“Obviously, there are renewable energies and France is investing massively in their deployment,” the French President said.
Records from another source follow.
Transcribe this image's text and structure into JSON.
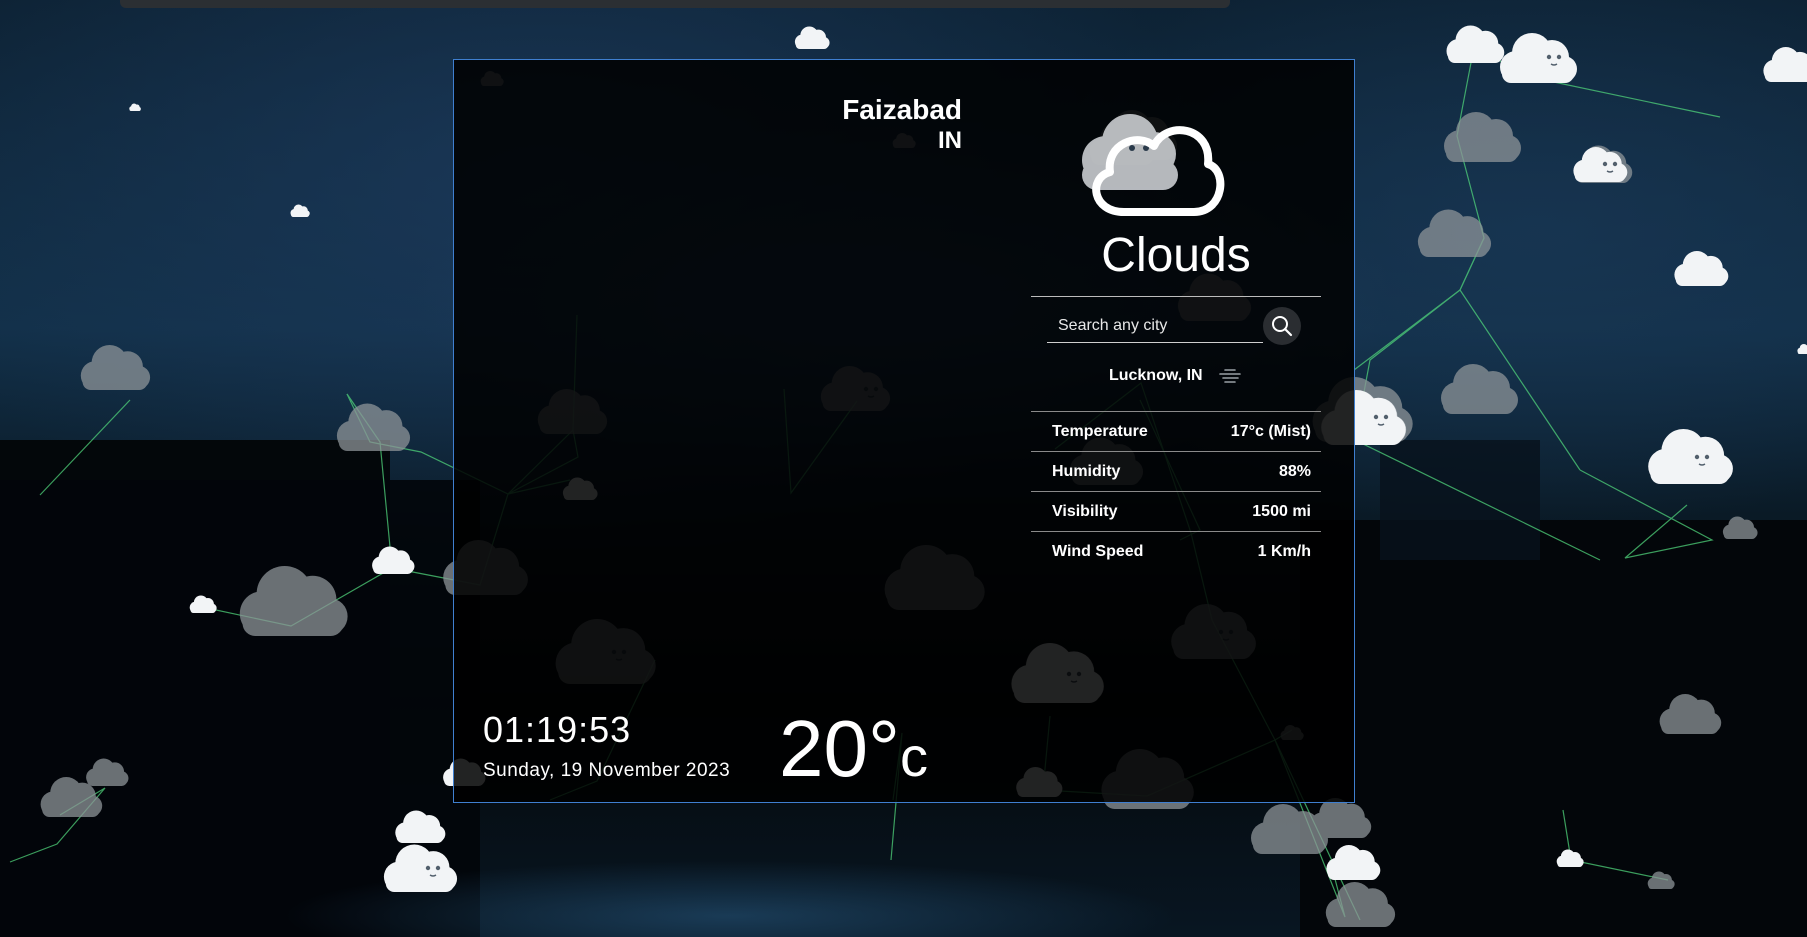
{
  "location": {
    "city": "Faizabad",
    "country": "IN"
  },
  "weather": {
    "condition": "Clouds",
    "icon": "cloud-outline-icon"
  },
  "search": {
    "placeholder": "Search any city"
  },
  "current_location": {
    "label": "Lucknow, IN",
    "icon": "mist-icon"
  },
  "details": [
    {
      "label": "Temperature",
      "value": "17°c (Mist)"
    },
    {
      "label": "Humidity",
      "value": "88%"
    },
    {
      "label": "Visibility",
      "value": "1500 mi"
    },
    {
      "label": "Wind Speed",
      "value": "1 Km/h"
    }
  ],
  "clock": {
    "time": "01:19:53",
    "date": "Sunday, 19 November 2023"
  },
  "temperature": {
    "value": "20",
    "degree": "°",
    "unit": "c"
  },
  "colors": {
    "accent_border": "#3f7fd0",
    "network_line": "#4fd27a",
    "card_bg": "#000000"
  }
}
However, “we know that renewable energies cannot be enough and that nuclear energy is a necessary part of the answer at the European level,” he added.
“This is what corresponds to the very spirit of our treaties – respecting each other’s energy mixes but preserving a principle of technological neutrality enshrined in the European treaties”.
Speaking on Monday (27 March) before a meeting of the EU’s Energy Council in Brussels, the office of French Energy Minister Agnès Pannier-Runacher drove the point home.
The Commission president’s comments were “unfortunate” and “clearly not consistent with the climate challenge to which nuclear power and renewables are intended to respond,” the minister’s office said, recalling that the strategic nature of nuclear power is recognised “without ambiguity” in the EURATOM Treaty‘s preamble.
According to Paris, it is a matter of consistency in implementing the principle of technological neutrality, which the European Commission is applying to e-fuels, at the demand of Germany.
Applying this principle to e-fuels “on the grounds of technological neutrality, but refusing to do so with already existing nuclear power is inconsistent”, the French energy minister’s office minister said.
France-Germany energy tensions loom over EU summit
A burgeoning row between France and Germany fired by differences over nuclear energy and combustion engines threatens to spill over into a gathering of the 27 European Union leaders on Thursday (23 March).
Faced with Brussels’ reservations on nuclear power, Pannier-Runacher will bring together the 11 member states taking part in the nuclear alliance set in motion at the last EU summit in Stockholm.
The gathering of pro-nuclear countries will take place in Brussels on Tuesday morning (28 March), in preparation of a wider meeting of EU energy ministers in Brussels starting at 10.00 CET.
Italy, which did not take part in the first meeting of the alliance, is now considering to participate, EURACTIV understands.
Together, these countries form a blocking minority on the gas directive and the Renewable Energies Directive, which are currently being negotiated at EU level.
On Wednesday, EU legislators will attempt to reach a final agreement on renewables, including the thorny issue of whether to include nuclear-derived hydrogen in the calculation of the EU’s green transport goals.
Eleven EU countries launch alliance for nuclear power in Europe
Signatories committed on Tuesday (28 February) to “cooperate more closely” across the entire nuclear supply chain, and promote “common industrial projects” in new generation capacity as well as new technologies like small reactors.